What are Kepler's three laws? Why are they important?
First law states that the planets orbit around the Sun.

Second law says that a line joining a planet and the Sun sweeps equal areas in equal times.

Third law states that the square of a planet's sidereal period around the Sun is directly proportional to the cube of the length of its orbit's semimajor axis.

The three laws are important because they summarize how planets orbit the Sun and how moons orbit planets.
In what ways did the astronomical observations of Galileo support a heliocentric cosmology?
How did Newton's approach to understanding planetary motion differ from that of his predecessors?
Whereas his predecessors, like Kepler, approached planetary motion from astronomical observations, Newton approached it from a theoretical, mathematical description of gravity. His equations described the orbits of the planets, as well as the motion of other objects but he derived them from first principles using gravitational theory. Comparing the predictions of Newton's equations with Kepler's laws deduced from observed motion served to test the validity of the equations.
Why does an astronaut have to exert a force on a weightless object to move it?
Chapter 3
What are the three major functions of a telescope?
The three major functions are brighten, resolve, and magnify
Why must astronomers use satellites and Earth-orbiting observatories to study the heavens at X-ray !wavelengths?

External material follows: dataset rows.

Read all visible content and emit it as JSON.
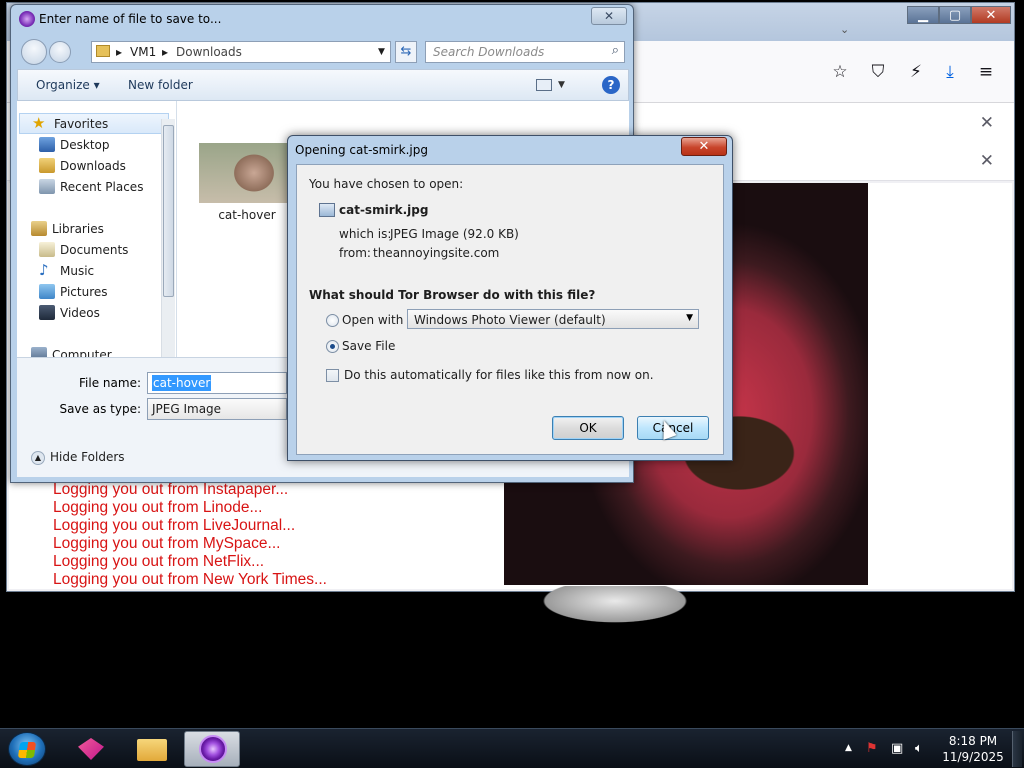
{
  "browser": {
    "toolbar_icons": [
      "star-icon",
      "shield-icon",
      "broom-icon",
      "download-icon",
      "menu-icon"
    ],
    "notification_close": "✕"
  },
  "page": {
    "log_lines": [
      "Logging you out from Instapaper...",
      "Logging you out from Linode...",
      "Logging you out from LiveJournal...",
      "Logging you out from MySpace...",
      "Logging you out from NetFlix...",
      "Logging you out from New York Times..."
    ]
  },
  "save_dialog": {
    "title": "Enter name of file to save to...",
    "breadcrumb": [
      "VM1",
      "Downloads"
    ],
    "search_placeholder": "Search Downloads",
    "organize": "Organize ▾",
    "new_folder": "New folder",
    "nav": {
      "favorites": "Favorites",
      "desktop": "Desktop",
      "downloads": "Downloads",
      "recent_places": "Recent Places",
      "libraries": "Libraries",
      "documents": "Documents",
      "music": "Music",
      "pictures": "Pictures",
      "videos": "Videos",
      "computer": "Computer"
    },
    "file_item": "cat-hover",
    "file_name_label": "File name:",
    "file_name_value": "cat-hover",
    "save_type_label": "Save as type:",
    "save_type_value": "JPEG Image",
    "hide_folders": "Hide Folders"
  },
  "open_dialog": {
    "title": "Opening cat-smirk.jpg",
    "chosen": "You have chosen to open:",
    "filename": "cat-smirk.jpg",
    "which_is_label": "which is:",
    "which_is_value": "JPEG Image (92.0 KB)",
    "from_label": "from:",
    "from_value": "theannoyingsite.com",
    "question": "What should Tor Browser do with this file?",
    "open_with_label": "Open with",
    "open_with_value": "Windows Photo Viewer (default)",
    "save_file_label": "Save File",
    "auto_label": "Do this automatically for files like this from now on.",
    "ok": "OK",
    "cancel": "Cancel",
    "selected_option": "save_file"
  },
  "taskbar": {
    "time": "8:18 PM",
    "date": "11/9/2025"
  }
}
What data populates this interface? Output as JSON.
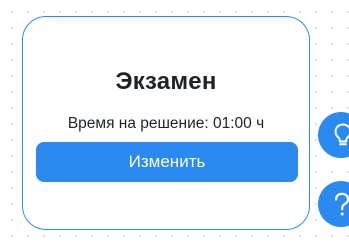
{
  "card": {
    "title": "Экзамен",
    "time_label": "Время на решение: 01:00 ч",
    "edit_button": "Изменить"
  },
  "fabs": {
    "hint_icon": "lightbulb-icon",
    "help_icon": "question-mark-icon"
  },
  "colors": {
    "accent": "#2a8af0",
    "card_border": "#2f8fe8",
    "text": "#1f2328",
    "background_dot": "#d4d7dd"
  }
}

The atmosphere is not transparent to X-rays (and nor to gamma rays). Therefore, these radiations must be studied from orbits outside the Earth's atmosphere.

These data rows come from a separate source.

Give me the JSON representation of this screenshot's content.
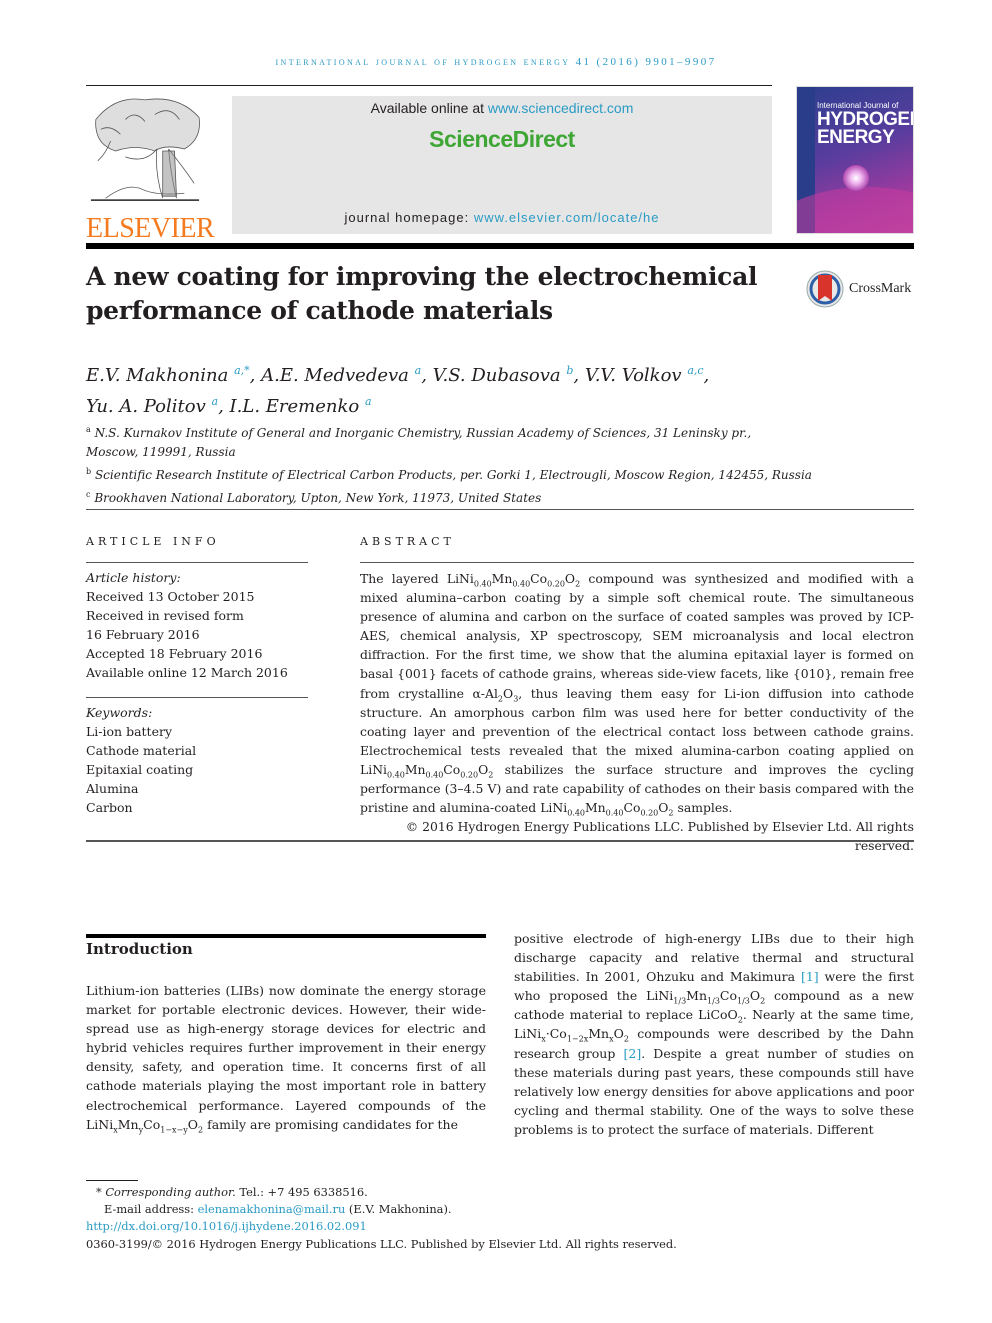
{
  "running_head": "International Journal of Hydrogen Energy 41 (2016) 9901–9907",
  "header": {
    "publisher_logo": "tree-icon",
    "publisher_name": "ELSEVIER",
    "available_prefix": "Available online at ",
    "available_link": "www.sciencedirect.com",
    "platform_name": "ScienceDirect",
    "homepage_prefix": "journal homepage: ",
    "homepage_link": "www.elsevier.com/locate/he",
    "cover": {
      "small_title": "International Journal of",
      "big_title_line1": "HYDROGEN",
      "big_title_line2": "ENERGY"
    },
    "colors": {
      "link": "#2a9bc4",
      "elsevier_orange": "#f47b20",
      "sciencedirect_green": "#3ea635"
    }
  },
  "article": {
    "title": "A new coating for improving the electrochemical performance of cathode materials",
    "crossmark_label": "CrossMark",
    "authors": [
      {
        "name": "E.V. Makhonina",
        "aff": "a,*"
      },
      {
        "name": "A.E. Medvedeva",
        "aff": "a"
      },
      {
        "name": "V.S. Dubasova",
        "aff": "b"
      },
      {
        "name": "V.V. Volkov",
        "aff": "a,c"
      },
      {
        "name": "Yu. A. Politov",
        "aff": "a"
      },
      {
        "name": "I.L. Eremenko",
        "aff": "a"
      }
    ],
    "affiliations": [
      {
        "key": "a",
        "line1": "N.S. Kurnakov Institute of General and Inorganic Chemistry, Russian Academy of Sciences, 31 Leninsky pr.,",
        "line2": "Moscow, 119991, Russia"
      },
      {
        "key": "b",
        "line1": "Scientific Research Institute of Electrical Carbon Products, per. Gorki 1, Electrougli, Moscow Region, 142455, Russia"
      },
      {
        "key": "c",
        "line1": "Brookhaven National Laboratory, Upton, New York, 11973, United States"
      }
    ]
  },
  "article_info": {
    "heading": "ARTICLE INFO",
    "history_label": "Article history:",
    "history": [
      "Received 13 October 2015",
      "Received in revised form",
      "16 February 2016",
      "Accepted 18 February 2016",
      "Available online 12 March 2016"
    ],
    "keywords_label": "Keywords:",
    "keywords": [
      "Li-ion battery",
      "Cathode material",
      "Epitaxial coating",
      "Alumina",
      "Carbon"
    ]
  },
  "abstract": {
    "heading": "ABSTRACT",
    "parts": {
      "p1": "The layered ",
      "f1": "LiNi",
      "p2": " compound was synthesized and modified with a mixed alumina–carbon coating by a simple soft chemical route. The simultaneous presence of alumina and carbon on the surface of coated samples was proved by ICP-AES, chemical analysis, XP spectroscopy, SEM microanalysis and local electron diffraction. For the first time, we show that the alumina epitaxial layer is formed on basal {001} facets of cathode grains, whereas side-view facets, like {010}, remain free from crystalline α-Al",
      "p3": ", thus leaving them easy for Li-ion diffusion into cathode structure. An amorphous carbon film was used here for better conductivity of the coating layer and prevention of the electrical contact loss between cathode grains. Electrochemical tests revealed that the mixed alumina-carbon coating applied on ",
      "p4": " stabilizes the surface structure and improves the cycling performance (3–4.5 V) and rate capability of cathodes on their basis compared with the pristine and alumina-coated ",
      "p5": " samples."
    },
    "copyright": "© 2016 Hydrogen Energy Publications LLC. Published by Elsevier Ltd. All rights reserved."
  },
  "introduction": {
    "heading": "Introduction",
    "left_text": "Lithium-ion batteries (LIBs) now dominate the energy storage market for portable electronic devices. However, their wide-spread use as high-energy storage devices for electric and hybrid vehicles requires further improvement in their energy density, safety, and operation time. It concerns first of all cathode materials playing the most important role in battery electrochemical performance. Layered compounds of the ",
    "left_tail": " family are promising candidates for the",
    "right": {
      "t1": "positive electrode of high-energy LIBs due to their high discharge capacity and relative thermal and structural stabilities. In 2001, Ohzuku and Makimura ",
      "ref1": "[1]",
      "t2": " were the first who proposed the ",
      "t3": " compound as a new cathode material to replace LiCoO",
      "t4": ". Nearly at the same time, LiNi",
      "t5": " compounds were described by the Dahn research group ",
      "ref2": "[2]",
      "t6": ". Despite a great number of studies on these materials during past years, these compounds still have relatively low energy densities for above applications and poor cycling and thermal stability. One of the ways to solve these problems is to protect the surface of materials. Different"
    }
  },
  "footnotes": {
    "corresponding_label": "Corresponding author.",
    "tel": " Tel.: +7 495 6338516.",
    "email_label": "E-mail address: ",
    "email": "elenamakhonina@mail.ru",
    "email_owner": " (E.V. Makhonina).",
    "doi": "http://dx.doi.org/10.1016/j.ijhydene.2016.02.091",
    "issn_copyright": "0360-3199/© 2016 Hydrogen Energy Publications LLC. Published by Elsevier Ltd. All rights reserved."
  }
}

What is a blackbody? What does it mean to say that a star appears almost like a black body?
A blackbody is a hypothetical object whose radiated spectrum depends only on its temperature. A star is described as almost like a blackbody when the continuous part of that star's spectrum follows the shape of a blackbody spectrum. Stars are not black because they are hot and emit large amounts of electromagnetic radiation. They would be black only if they gave off no electromagnetic radiation.
What is Wien's Law? How could you use it to !determine the temperature of a star's surface?
Wien's law is the mathematical relationship between the dominant wavelength and the temperature of a blackbody. It says that the hotter an object is, the shorter the wavelength of the peak of its blackbody curve. This peak is the wavelength that the body emits most intensely. Since all blackbodies with the same temperature have the same black body curves, finding the wavelength at the peak of the continuous spectrum enables you to directly calculate the object's surface temperature.
What is the Stefan-Boltzmann law? How do Astronomers us it?
What is an element? List the names of five different !elements
Explain how the spectrum of hydrogen is related to the !structure of the hydrogen atom.
Electrons have only certain allowed orbits around their nuclei. The allowed orbits, which are associated with unique energy levels, are different in all different types of atoms. The wavelengths of any atom's spectral lines are determined by the differences in the energies of the orbits between which its electrons transfer. The higher the energy difference, the shorter the wavelength of the photon that is emitted or absorbed. When electrons descend in orbit, they emit photons, creating emission spectra. When they go to higher orbits they absorb photons, creating absorption spectra. Since all elements have allowed orbits with different energy levels, the emission and absorption spectra of each element, such as hydrogen, has a unique set of wavelengths.